* Activity: Copy every entry. Do not alter a single word.

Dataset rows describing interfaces
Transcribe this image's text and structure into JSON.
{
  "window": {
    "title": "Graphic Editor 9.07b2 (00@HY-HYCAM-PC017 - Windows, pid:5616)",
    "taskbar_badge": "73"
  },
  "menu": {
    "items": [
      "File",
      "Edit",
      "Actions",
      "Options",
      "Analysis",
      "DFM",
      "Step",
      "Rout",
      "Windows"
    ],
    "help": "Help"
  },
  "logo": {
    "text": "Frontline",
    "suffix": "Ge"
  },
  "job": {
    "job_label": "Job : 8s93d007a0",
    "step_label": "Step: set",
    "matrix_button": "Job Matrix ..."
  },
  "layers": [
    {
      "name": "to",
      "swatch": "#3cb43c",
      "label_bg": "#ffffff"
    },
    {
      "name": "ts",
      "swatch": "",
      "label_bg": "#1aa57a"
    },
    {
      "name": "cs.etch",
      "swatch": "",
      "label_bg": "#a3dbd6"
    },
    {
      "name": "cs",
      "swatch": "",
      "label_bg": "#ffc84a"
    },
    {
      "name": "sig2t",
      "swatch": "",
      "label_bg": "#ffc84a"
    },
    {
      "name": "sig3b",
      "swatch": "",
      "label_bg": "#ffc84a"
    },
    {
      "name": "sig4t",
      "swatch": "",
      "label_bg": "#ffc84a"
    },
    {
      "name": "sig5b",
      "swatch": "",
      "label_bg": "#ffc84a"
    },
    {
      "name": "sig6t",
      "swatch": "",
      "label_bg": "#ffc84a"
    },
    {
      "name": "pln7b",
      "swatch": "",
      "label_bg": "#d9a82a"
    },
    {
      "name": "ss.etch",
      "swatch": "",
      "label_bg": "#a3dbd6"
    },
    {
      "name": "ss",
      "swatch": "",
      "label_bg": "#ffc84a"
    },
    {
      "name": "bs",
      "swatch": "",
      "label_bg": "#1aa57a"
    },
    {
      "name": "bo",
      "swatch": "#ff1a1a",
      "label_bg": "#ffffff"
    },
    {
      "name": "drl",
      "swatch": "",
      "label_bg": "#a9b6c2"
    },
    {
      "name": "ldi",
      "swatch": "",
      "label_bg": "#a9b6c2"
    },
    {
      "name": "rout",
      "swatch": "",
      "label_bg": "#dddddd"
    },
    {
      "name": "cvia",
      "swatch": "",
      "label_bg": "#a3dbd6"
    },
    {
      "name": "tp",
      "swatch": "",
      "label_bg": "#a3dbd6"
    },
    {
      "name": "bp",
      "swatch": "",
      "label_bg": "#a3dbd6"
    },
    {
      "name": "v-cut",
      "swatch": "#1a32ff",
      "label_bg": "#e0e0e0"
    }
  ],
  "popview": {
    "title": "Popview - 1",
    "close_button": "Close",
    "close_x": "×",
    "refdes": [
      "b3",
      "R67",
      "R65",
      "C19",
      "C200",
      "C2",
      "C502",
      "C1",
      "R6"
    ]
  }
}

* Solution below:
Transcribe this image's text and structure into JSON.
{
  "window": {
    "title": "Graphic Editor 9.07b2 (00@HY-HYCAM-PC017 - Windows, pid:5616)",
    "taskbar_badge": "73"
  },
  "menu": {
    "items": [
      "File",
      "Edit",
      "Actions",
      "Options",
      "Analysis",
      "DFM",
      "Step",
      "Rout",
      "Windows"
    ],
    "help": "Help"
  },
  "logo": {
    "text": "Frontline",
    "suffix": "Ge"
  },
  "job": {
    "job_label": "Job : 8s93d007a0",
    "step_label": "Step: set",
    "matrix_button": "Job Matrix ..."
  },
  "layers": [
    {
      "name": "to",
      "swatch": "#3cb43c",
      "label_bg": "#ffffff"
    },
    {
      "name": "ts",
      "swatch": "",
      "label_bg": "#1aa57a"
    },
    {
      "name": "cs.etch",
      "swatch": "",
      "label_bg": "#a3dbd6"
    },
    {
      "name": "cs",
      "swatch": "",
      "label_bg": "#ffc84a"
    },
    {
      "name": "sig2t",
      "swatch": "",
      "label_bg": "#ffc84a"
    },
    {
      "name": "sig3b",
      "swatch": "",
      "label_bg": "#ffc84a"
    },
    {
      "name": "sig4t",
      "swatch": "",
      "label_bg": "#ffc84a"
    },
    {
      "name": "sig5b",
      "swatch": "",
      "label_bg": "#ffc84a"
    },
    {
      "name": "sig6t",
      "swatch": "",
      "label_bg": "#ffc84a"
    },
    {
      "name": "pln7b",
      "swatch": "",
      "label_bg": "#d9a82a"
    },
    {
      "name": "ss.etch",
      "swatch": "",
      "label_bg": "#a3dbd6"
    },
    {
      "name": "ss",
      "swatch": "",
      "label_bg": "#ffc84a"
    },
    {
      "name": "bs",
      "swatch": "",
      "label_bg": "#1aa57a"
    },
    {
      "name": "bo",
      "swatch": "#ff1a1a",
      "label_bg": "#ffffff"
    },
    {
      "name": "drl",
      "swatch": "",
      "label_bg": "#a9b6c2"
    },
    {
      "name": "ldi",
      "swatch": "",
      "label_bg": "#a9b6c2"
    },
    {
      "name": "rout",
      "swatch": "",
      "label_bg": "#dddddd"
    },
    {
      "name": "cvia",
      "swatch": "",
      "label_bg": "#a3dbd6"
    },
    {
      "name": "tp",
      "swatch": "",
      "label_bg": "#a3dbd6"
    },
    {
      "name": "bp",
      "swatch": "",
      "label_bg": "#a3dbd6"
    },
    {
      "name": "v-cut",
      "swatch": "#1a32ff",
      "label_bg": "#e0e0e0"
    }
  ],
  "popview": {
    "title": "Popview - 1",
    "close_button": "Close",
    "close_x": "×",
    "refdes": [
      "b3",
      "R67",
      "R65",
      "C19",
      "C200",
      "C2",
      "C502",
      "C1",
      "R6"
    ]
  }
}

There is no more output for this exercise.